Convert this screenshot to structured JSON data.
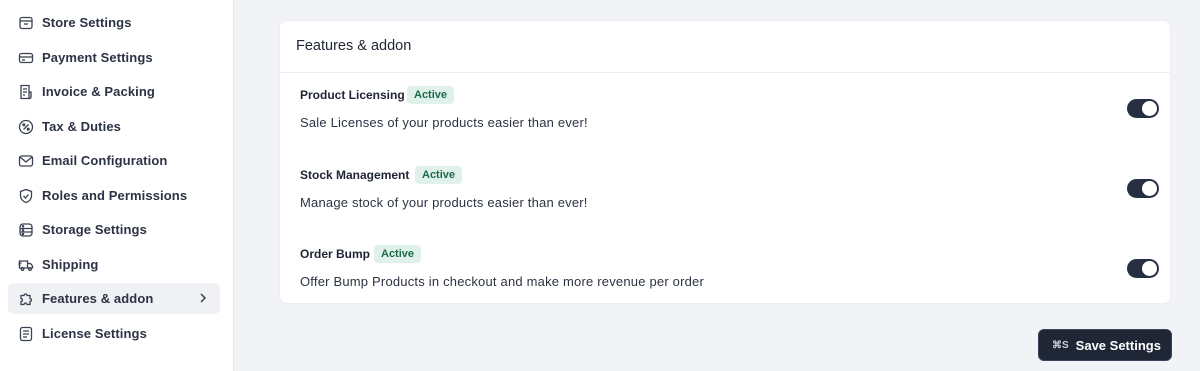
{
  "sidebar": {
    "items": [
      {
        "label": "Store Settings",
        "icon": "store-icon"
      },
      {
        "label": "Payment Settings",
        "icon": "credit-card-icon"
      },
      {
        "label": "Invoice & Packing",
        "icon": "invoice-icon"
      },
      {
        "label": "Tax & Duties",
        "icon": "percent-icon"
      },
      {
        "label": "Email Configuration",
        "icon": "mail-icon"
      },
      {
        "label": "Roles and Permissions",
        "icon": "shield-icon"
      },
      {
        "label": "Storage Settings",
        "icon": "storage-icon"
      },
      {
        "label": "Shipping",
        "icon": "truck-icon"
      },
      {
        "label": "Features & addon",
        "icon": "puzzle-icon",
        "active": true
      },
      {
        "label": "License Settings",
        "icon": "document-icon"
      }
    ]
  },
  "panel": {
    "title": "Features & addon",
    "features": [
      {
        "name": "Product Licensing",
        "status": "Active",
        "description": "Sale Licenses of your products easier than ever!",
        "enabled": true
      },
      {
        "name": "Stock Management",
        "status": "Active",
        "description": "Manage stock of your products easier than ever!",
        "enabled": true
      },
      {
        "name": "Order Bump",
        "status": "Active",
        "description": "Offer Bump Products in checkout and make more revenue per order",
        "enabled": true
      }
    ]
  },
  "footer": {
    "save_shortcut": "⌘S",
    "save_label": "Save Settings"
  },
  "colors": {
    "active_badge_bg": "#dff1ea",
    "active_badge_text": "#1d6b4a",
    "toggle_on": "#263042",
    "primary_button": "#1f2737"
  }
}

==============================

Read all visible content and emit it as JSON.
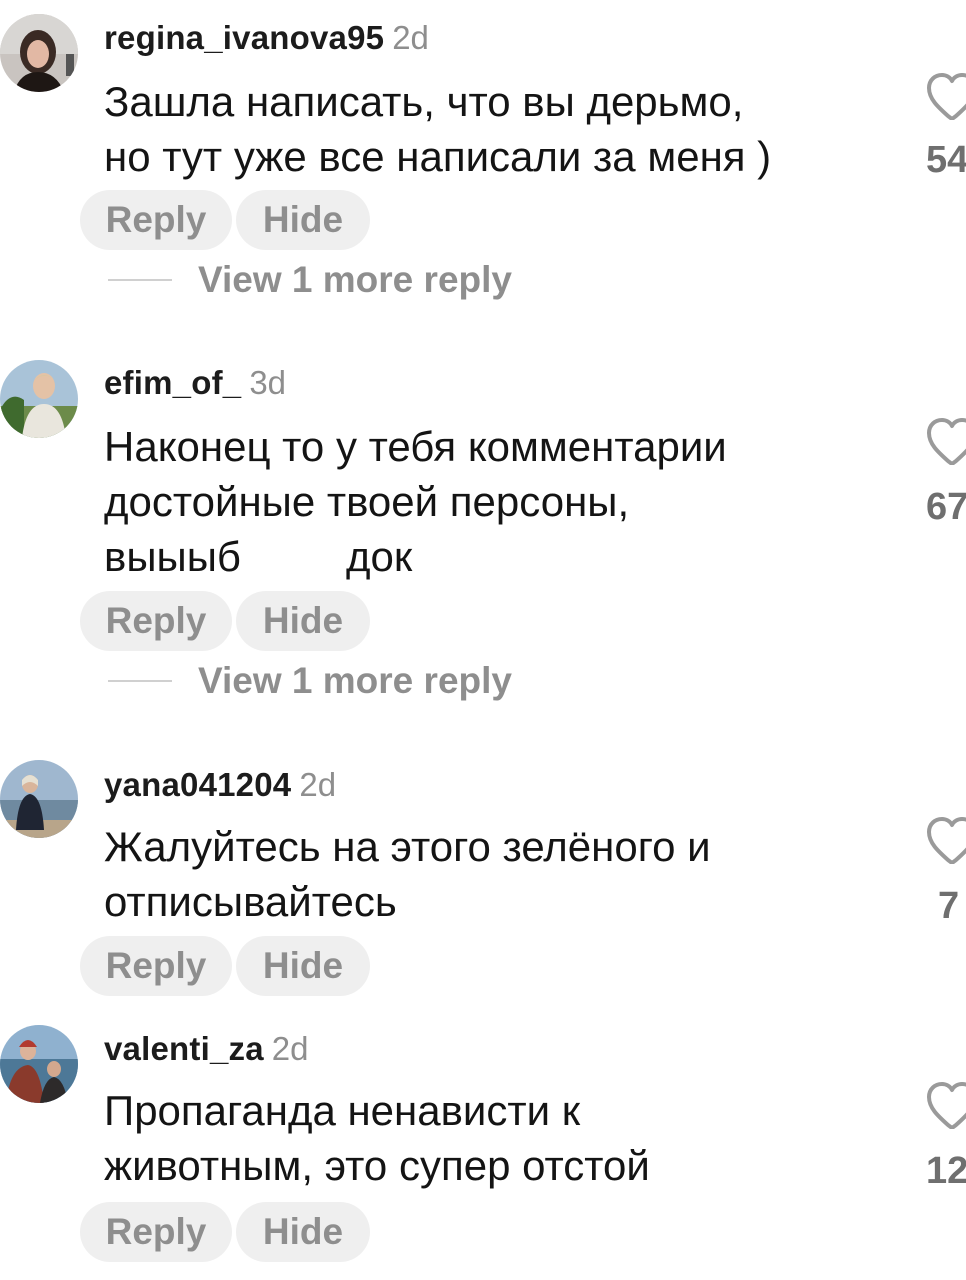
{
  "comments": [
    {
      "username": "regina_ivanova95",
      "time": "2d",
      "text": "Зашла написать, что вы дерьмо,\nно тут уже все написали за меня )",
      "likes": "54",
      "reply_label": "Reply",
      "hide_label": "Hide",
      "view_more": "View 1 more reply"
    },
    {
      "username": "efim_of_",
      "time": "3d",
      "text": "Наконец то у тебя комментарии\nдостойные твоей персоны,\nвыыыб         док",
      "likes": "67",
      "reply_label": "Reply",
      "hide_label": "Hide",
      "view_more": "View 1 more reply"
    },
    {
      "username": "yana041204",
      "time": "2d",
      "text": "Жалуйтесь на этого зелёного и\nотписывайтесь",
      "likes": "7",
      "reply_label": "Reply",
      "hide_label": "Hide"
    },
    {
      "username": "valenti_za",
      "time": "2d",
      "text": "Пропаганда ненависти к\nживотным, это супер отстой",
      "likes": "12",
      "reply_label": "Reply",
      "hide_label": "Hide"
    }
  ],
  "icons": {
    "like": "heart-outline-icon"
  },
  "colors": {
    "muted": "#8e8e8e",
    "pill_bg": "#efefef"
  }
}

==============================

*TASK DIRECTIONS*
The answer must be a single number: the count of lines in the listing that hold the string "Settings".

*OUTPUT OF THE TASK*
5